*** Opening of Records shown ***

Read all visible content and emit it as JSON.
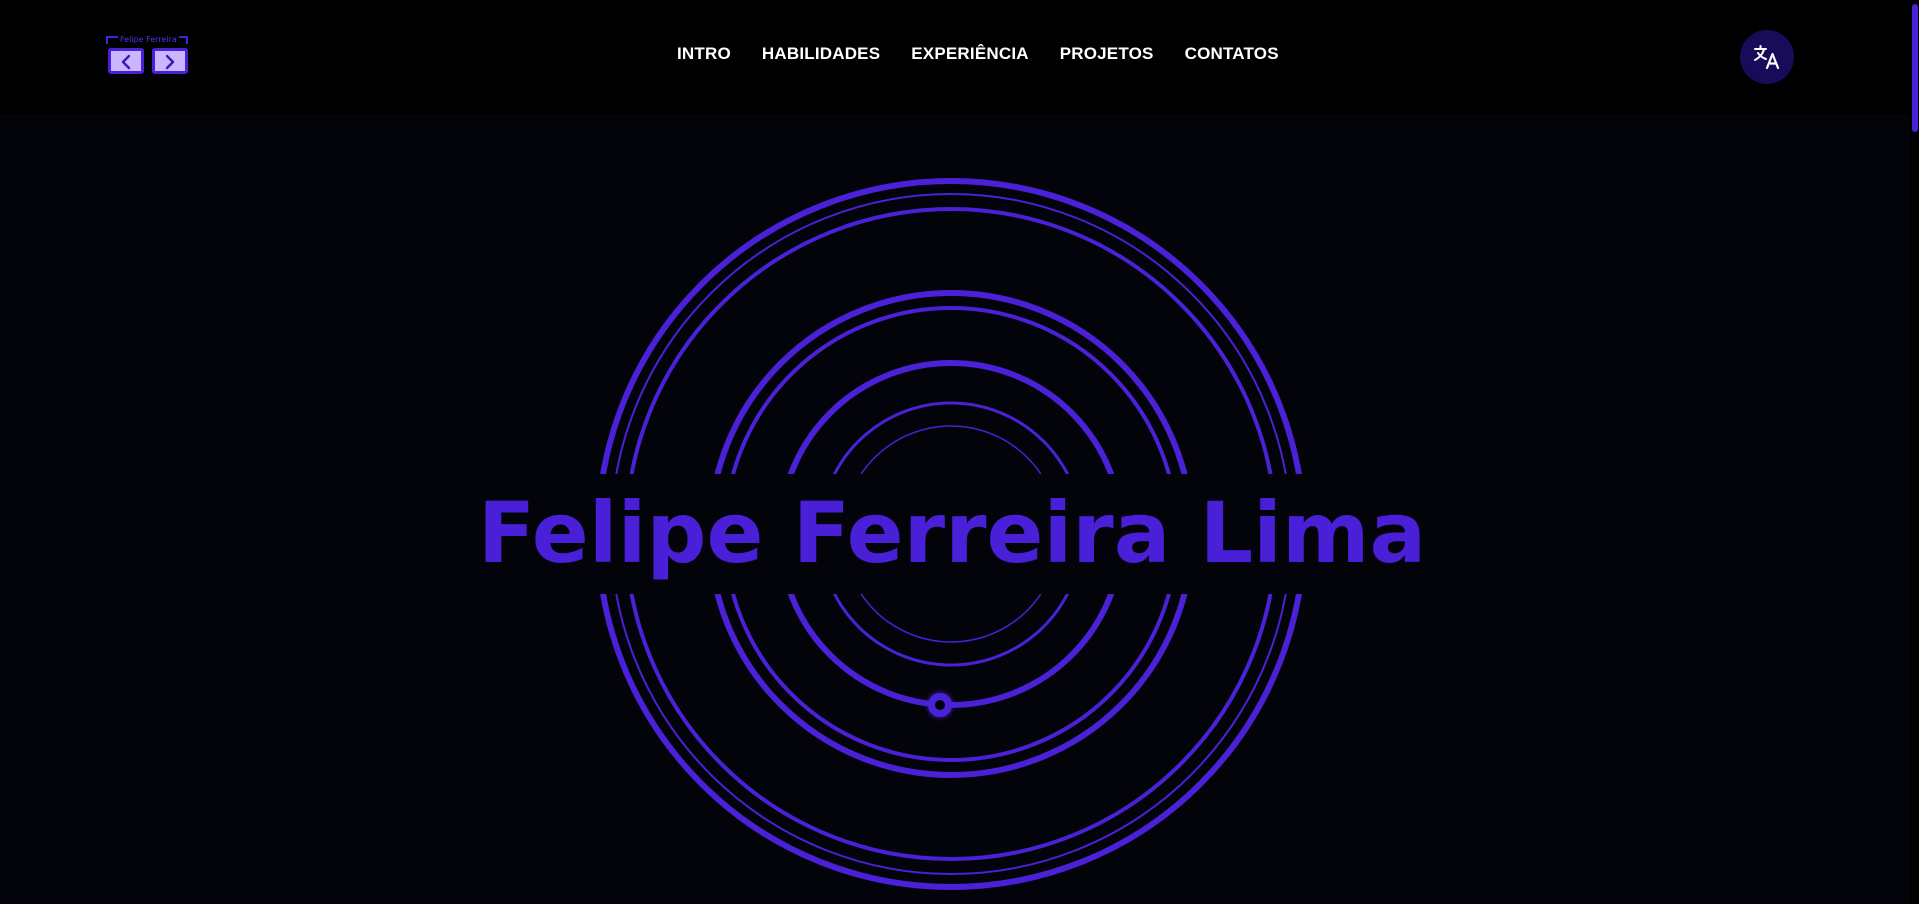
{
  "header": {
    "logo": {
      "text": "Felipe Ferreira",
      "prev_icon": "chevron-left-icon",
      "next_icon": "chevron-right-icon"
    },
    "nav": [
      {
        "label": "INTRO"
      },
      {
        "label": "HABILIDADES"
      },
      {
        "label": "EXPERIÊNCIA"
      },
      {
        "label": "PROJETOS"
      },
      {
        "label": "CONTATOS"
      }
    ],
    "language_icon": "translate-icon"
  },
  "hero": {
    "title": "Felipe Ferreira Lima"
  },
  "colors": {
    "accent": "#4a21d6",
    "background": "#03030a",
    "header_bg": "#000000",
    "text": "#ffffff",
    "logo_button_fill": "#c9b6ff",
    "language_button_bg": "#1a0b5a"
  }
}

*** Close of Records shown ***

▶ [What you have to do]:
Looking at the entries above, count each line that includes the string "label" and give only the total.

▶ [Answer for this exercise]:
5